**Directions:**
State the number of lines in the material below that hold "file", and add nothing to it.

**Provided data:**
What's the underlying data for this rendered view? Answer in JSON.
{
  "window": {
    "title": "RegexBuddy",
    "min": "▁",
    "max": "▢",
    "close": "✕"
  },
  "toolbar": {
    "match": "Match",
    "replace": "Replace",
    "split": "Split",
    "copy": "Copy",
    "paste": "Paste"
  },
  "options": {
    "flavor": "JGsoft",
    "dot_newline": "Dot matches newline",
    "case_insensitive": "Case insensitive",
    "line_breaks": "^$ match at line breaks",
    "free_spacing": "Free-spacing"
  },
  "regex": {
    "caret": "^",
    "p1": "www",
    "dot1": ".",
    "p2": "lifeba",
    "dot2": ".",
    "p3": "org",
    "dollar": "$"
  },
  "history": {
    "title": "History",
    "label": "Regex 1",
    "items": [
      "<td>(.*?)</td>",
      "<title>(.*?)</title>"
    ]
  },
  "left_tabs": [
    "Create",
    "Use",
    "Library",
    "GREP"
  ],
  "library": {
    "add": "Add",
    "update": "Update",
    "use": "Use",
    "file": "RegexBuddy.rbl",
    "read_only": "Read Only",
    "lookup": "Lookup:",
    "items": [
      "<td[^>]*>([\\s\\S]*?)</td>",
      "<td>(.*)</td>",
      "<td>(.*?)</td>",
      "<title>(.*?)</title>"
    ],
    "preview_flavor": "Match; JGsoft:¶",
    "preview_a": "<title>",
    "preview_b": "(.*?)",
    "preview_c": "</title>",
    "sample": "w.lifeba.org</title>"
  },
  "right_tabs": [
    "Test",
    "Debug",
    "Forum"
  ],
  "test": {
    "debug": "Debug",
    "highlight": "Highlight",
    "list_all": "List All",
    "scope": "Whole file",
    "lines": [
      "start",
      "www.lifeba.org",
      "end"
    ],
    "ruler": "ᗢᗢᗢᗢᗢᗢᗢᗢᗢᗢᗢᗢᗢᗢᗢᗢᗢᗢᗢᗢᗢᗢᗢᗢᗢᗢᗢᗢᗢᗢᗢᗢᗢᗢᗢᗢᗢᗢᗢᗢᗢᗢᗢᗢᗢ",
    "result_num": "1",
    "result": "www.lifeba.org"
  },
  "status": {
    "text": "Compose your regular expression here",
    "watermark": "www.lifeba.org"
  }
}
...
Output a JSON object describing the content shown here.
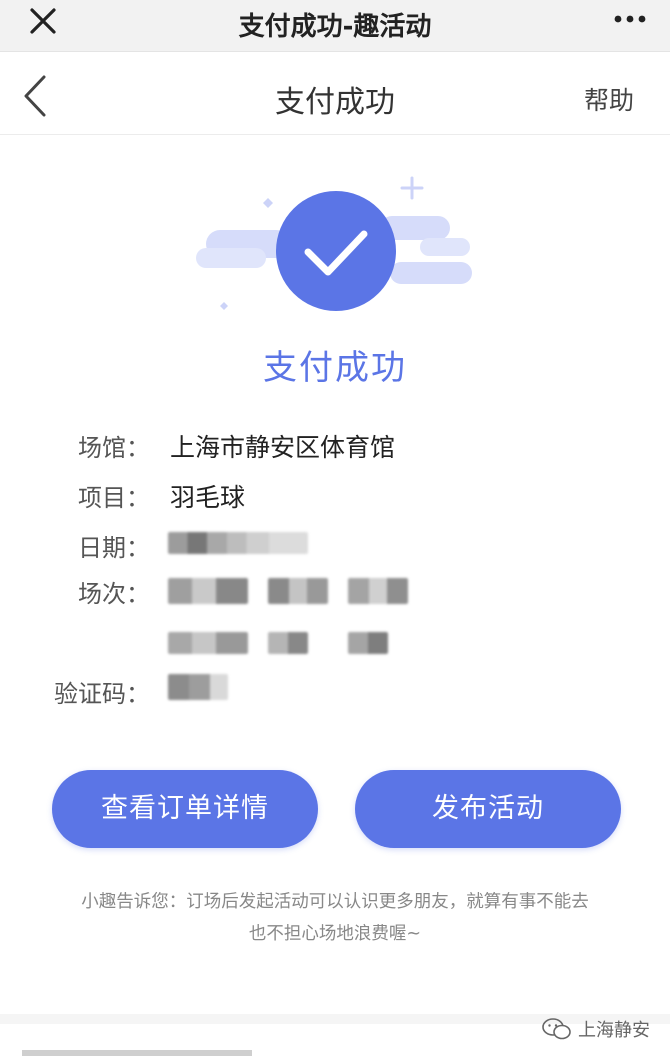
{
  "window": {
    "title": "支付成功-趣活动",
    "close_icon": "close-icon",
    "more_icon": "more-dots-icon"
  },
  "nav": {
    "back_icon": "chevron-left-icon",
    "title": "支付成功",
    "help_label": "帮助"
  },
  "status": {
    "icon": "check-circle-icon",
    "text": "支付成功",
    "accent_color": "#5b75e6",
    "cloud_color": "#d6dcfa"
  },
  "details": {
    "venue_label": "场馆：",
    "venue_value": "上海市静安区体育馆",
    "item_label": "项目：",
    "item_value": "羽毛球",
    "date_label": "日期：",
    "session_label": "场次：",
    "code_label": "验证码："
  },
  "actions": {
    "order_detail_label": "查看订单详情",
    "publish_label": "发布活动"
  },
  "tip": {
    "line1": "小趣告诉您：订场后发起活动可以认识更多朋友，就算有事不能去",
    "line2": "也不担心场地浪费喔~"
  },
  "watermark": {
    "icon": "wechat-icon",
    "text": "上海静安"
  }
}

**Output of the exercise:**
2